North American banks are expected to work on meeting demand for mobile products, engaging with disruptive new entrants in financial services, and securing their systems.
JPMorgan Chase is one firm that will benefit from the wave of financial technology disruption, according to an Autonomous Research survey.
This firm has seen mobile platform expand in recent months. At the end of the third quarter in 2015, the company had the largest mobile banking base of more than 22 million customers. JPMorgan became the first bank to top 20 million mobile users earlier this year.
Read MoreWhy bitcoin tech could change everything for banks

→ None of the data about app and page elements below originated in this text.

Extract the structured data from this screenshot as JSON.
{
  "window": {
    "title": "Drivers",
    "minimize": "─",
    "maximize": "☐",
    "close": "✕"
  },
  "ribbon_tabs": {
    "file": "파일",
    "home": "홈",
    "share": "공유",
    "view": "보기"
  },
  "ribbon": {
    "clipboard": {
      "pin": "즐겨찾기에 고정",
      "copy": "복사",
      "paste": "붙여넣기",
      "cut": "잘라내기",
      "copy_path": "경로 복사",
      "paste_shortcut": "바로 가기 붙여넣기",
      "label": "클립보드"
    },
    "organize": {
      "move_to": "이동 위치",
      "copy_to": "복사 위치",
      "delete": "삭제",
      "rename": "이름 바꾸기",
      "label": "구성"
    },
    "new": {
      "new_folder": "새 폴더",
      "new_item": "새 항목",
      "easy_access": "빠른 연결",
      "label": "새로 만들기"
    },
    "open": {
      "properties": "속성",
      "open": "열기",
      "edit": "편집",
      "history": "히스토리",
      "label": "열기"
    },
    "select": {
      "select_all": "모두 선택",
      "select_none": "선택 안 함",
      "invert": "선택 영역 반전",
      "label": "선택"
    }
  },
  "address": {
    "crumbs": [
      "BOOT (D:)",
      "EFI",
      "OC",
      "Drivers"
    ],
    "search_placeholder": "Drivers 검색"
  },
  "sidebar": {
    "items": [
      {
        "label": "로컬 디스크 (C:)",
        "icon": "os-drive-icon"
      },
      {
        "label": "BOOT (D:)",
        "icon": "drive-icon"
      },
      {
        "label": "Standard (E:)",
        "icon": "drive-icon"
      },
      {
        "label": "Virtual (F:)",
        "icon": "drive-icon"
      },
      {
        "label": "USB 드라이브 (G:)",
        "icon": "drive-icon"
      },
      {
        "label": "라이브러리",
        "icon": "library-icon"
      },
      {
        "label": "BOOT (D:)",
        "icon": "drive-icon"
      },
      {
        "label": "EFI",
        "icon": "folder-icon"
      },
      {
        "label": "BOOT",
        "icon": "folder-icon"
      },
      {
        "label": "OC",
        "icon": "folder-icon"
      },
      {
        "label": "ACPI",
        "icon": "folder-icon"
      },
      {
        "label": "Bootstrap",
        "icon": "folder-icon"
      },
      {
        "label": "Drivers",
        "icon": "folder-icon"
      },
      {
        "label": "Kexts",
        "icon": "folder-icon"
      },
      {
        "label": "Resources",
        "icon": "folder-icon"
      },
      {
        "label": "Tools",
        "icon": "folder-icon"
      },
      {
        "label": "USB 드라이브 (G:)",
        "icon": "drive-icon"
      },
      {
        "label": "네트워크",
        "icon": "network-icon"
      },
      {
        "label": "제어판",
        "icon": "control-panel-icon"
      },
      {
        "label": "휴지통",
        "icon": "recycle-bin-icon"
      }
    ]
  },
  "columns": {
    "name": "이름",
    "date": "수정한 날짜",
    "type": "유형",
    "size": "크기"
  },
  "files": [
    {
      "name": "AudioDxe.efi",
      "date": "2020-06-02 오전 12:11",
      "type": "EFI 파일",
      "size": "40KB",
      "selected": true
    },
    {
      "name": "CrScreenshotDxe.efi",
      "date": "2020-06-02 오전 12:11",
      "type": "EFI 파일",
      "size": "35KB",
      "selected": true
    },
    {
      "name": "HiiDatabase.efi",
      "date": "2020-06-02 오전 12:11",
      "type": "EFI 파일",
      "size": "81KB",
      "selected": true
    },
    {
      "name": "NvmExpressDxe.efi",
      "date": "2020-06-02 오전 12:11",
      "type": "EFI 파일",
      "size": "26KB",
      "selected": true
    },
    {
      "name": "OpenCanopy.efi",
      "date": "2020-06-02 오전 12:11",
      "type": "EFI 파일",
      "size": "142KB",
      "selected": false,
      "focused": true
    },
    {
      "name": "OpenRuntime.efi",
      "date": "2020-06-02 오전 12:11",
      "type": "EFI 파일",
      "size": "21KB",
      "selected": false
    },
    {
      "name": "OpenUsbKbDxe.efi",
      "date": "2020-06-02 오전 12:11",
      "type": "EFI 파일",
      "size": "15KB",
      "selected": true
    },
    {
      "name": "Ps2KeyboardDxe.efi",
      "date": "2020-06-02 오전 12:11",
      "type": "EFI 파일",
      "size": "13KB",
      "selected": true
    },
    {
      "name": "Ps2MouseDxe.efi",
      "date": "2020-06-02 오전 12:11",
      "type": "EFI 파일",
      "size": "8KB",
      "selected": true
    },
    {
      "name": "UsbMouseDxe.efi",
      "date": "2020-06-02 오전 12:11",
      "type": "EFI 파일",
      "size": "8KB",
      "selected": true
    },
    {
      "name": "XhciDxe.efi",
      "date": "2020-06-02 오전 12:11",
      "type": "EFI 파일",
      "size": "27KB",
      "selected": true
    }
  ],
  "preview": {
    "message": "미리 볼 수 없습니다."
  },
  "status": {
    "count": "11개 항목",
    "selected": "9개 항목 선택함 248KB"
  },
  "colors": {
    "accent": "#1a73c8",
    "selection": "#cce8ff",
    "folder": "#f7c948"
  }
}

In November, the company teamed up with 18 technology partners to help merchants accept Chase Pay, which was launched in October. In a year-end memo to employees, JPMorgan Chase investment bank head Daniel Pinto said internal technology projects will be a major priority next year. That includes blockchain—a public ledger for Bitcoin transactions—big data and robotics.
Meanwhile, JPMorgan Chase isn't the only company making moves.
Read MoreApple buys emotion-detecting AI start-up
Citgroup CEO Michael Corbat said at Citi's 2015 annual meeting that companies such as his are making "considerable progress toward strengthening the foundational pillars of the firm," including technology.
Citigroup earned a patent for the delivery of banking services to remote devices — personal computers, data assistants and mobile devices. Additionally, the firm has launched a new unit called Citi FinTech, focused on improving mobile banking experiences.
The company has hired Carey Kolaja, the former vice president of global consumer products at PayPal who now serves as Citi FinTech's global chief product officer.
The most recent Citi FinTech Meetup was focused on how millennials are disrupting the wealth management industry. The company also launched Citi Mobile Challenge, a way for individuals to re-imagine mobile banking.
But Wall Street's adoption of technology doesn't just stop there. In recent months, there's been a migration between Silicon Valley and banking, underscoring how the latter is becoming a talent pool for the industry's heavy hitters.
Tech companies such as Apple have been recruiting from the financial services industry. For example, Gail Hodges, the former global head of digital payments for HSBC, joined Apple Pay Business Development In June 2015. In March 2015, Amit L. Parikh decamped from Discover Financial Services and joined Apple Pay.